We spent hours together – I would dance freely to Freddie’s music, Belly Dancing, because that is what I knew. Freddie began to teach me the Flamenco compás (rhythms), moving my hands to clap in the rhythms, or tapping the beats on my thigh, helping me learn the complex counts and accents. I was one of those weird people who danced almost exclusively to the melody, and I had to specifically learn to incorporate the rhythm into my consciousness. Perhaps it was the ballet and modern dance that I had studied as a child, which did not stress the rhythm the way Flamenco demanded. But now I had to develop the rhythmic side of dance with intense focus and concentration.

Flamenco permeated my life. In my house I heard Freddie practicing outside the window by our koi pond, the sounds both calming and exciting me, wrapping me in their world. Often Freddie would sit on the couch in the small dining room area that opened into the kitchen, playing music while I cooked. Flamenco filled my being. I played Flamenco tapes while I slept at night, wanting the complex rhythms to incorporate themselves in my psyche.

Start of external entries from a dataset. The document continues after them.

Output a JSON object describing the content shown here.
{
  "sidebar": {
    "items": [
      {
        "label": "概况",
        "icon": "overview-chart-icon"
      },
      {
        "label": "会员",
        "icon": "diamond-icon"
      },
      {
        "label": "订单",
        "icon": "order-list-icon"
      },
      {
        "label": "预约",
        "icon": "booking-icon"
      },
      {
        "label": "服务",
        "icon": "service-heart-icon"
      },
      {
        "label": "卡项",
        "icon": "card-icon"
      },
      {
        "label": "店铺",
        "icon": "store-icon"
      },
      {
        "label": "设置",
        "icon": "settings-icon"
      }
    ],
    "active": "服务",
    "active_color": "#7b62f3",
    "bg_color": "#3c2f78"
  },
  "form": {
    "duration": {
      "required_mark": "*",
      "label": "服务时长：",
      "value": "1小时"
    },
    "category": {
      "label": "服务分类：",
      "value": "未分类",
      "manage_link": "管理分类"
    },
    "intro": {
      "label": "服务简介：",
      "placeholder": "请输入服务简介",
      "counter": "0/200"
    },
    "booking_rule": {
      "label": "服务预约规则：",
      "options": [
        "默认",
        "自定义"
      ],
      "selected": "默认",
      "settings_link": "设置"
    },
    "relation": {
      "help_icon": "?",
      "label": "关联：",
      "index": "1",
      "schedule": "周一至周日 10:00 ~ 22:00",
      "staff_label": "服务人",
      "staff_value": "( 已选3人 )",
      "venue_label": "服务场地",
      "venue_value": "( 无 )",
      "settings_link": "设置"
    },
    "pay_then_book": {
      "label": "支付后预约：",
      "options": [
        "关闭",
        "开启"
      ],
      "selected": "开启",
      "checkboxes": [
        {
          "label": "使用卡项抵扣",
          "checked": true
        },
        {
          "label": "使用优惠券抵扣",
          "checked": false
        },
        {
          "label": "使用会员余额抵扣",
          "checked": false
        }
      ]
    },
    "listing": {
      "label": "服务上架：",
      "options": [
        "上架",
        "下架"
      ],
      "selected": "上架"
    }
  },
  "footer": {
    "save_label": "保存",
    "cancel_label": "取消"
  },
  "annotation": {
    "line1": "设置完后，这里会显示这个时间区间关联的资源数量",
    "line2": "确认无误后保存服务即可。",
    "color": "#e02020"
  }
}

One evening, Elun toddled out of his bedroom in his pajamas while Freddie was playing guitar. Loud semi-musical sounds were wailing from his three-year-old mouth. He looked proud of himself and he was definitely not crying. “He’s singing!” exclaimed Freddie, impressed. A love of Flamenco was ingrained in Elun from that early, constant exposure. While he never became an artist, an affection for Flamenco has stayed with him. He tried to learn guitar from Freddie when he was a little older, and the tips of his tender, little fingers were blistered and raw from practicing. But the guitar didn’t call him enough to keep him.

©2022  Marianna Mejia

Bert – Excerpt from Call to My Soul – Dancing the Path to True Love

Bert, originally from Germany, started his show business career as a young boy with the European circus. Eventually he migrated to the United States, where he had danced in Las Vegas. In the 70’s, when I started classes with him, Bert lived on a small farm in the country an hour away from San Francisco. He had to drive to San Francisco every Friday night for his class, but he never seemed to mind.

When teaching, he wore his cowboy boots and jeans and simply tied up his shirt at the chest. His gentle German accent gave us encouragement, words of wisdom, and stories. We danced to Baladi, Bolero, Chiftateli, 7/8, 6/8, and 9/8 rhythms. We rarely did floor work or separate finger cymbal patterns. Instead, Bert would teach us a combination of steps, and then around in a circle we would go, repeating them until we learned them. Often, he would choose one or two students in the class to demonstrate the step or combination as it looked when done well. The dancers would have completely different styles unique to themselves and their body types, so the combinations looked very different on each person. Bert consistently and emphatically supported the individuality of every dancer, a quality of his teaching which strongly appealed to me.

 Bert was who people studied with when they wanted to get jobs in the clubs. The talent scouts for the local night clubs would occasionally come to class to watch. They loved it when Bert had the dancers demonstrate his steps. On those nights, the more advanced dancers would wear their finest outfits and hope to get hired. Then the scouts would choose people to perform at one of the famous North Beach clubs such as the Bagdad or the Casbah. It was both exciting and intimidating for us newer dancers. At the next class we would feel the absence of the lucky women (I don’t remember men in that class, except of course for Bert), usually the best, who were now working on Fridays and so were unable to attend class. 

©2022  Marianna Mejia